*** Recorded data ***
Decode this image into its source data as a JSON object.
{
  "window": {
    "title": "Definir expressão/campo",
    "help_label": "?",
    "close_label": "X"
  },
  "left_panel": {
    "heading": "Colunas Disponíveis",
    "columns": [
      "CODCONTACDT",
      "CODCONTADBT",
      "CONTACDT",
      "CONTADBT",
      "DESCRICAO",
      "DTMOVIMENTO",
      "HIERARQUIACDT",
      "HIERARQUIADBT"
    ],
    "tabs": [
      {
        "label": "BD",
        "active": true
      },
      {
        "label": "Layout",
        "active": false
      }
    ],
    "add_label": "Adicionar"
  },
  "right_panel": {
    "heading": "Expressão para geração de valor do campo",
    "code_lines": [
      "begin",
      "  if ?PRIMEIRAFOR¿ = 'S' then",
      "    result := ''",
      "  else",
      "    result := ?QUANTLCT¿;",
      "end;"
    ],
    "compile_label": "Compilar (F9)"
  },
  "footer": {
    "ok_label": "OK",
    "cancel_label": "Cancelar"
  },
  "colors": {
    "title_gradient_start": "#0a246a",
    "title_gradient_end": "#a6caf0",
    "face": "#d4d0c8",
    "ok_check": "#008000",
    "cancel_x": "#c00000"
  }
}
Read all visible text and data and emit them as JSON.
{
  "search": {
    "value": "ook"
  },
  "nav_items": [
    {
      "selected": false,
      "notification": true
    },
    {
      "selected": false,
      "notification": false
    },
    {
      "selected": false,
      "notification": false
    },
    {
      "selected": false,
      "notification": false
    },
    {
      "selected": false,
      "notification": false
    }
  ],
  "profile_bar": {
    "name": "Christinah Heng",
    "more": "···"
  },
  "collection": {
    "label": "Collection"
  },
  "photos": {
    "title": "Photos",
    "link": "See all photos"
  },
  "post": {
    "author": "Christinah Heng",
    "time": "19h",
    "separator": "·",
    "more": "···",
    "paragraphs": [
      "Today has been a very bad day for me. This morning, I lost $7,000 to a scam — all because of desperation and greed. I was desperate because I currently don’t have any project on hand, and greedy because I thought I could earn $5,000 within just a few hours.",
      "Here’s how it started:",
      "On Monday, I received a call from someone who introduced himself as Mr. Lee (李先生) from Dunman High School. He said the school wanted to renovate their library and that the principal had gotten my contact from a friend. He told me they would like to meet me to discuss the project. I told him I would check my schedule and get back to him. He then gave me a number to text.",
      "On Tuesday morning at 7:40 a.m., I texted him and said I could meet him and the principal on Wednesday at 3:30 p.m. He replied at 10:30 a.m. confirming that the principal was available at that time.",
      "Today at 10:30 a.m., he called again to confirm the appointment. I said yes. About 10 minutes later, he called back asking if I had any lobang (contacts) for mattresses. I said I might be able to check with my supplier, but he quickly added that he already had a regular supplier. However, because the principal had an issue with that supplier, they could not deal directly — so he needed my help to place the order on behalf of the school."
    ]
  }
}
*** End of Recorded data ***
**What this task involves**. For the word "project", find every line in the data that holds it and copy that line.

**Response**.
      "Today has been a very bad day for me. This morning, I lost $7,000 to a scam — all because of desperation and greed. I was desperate because I currently don’t have any project on hand, and greedy because I thought I could earn $5,000 within just a few hours.",
      "On Monday, I received a call from someone who introduced himself as Mr. Lee (李先生) from Dunman High School. He said the school wanted to renovate their library and that the principal had gotten my contact from a friend. He told me they would like to meet me to discuss the project. I told him I would check my schedule and get back to him. He then gave me a number to text.",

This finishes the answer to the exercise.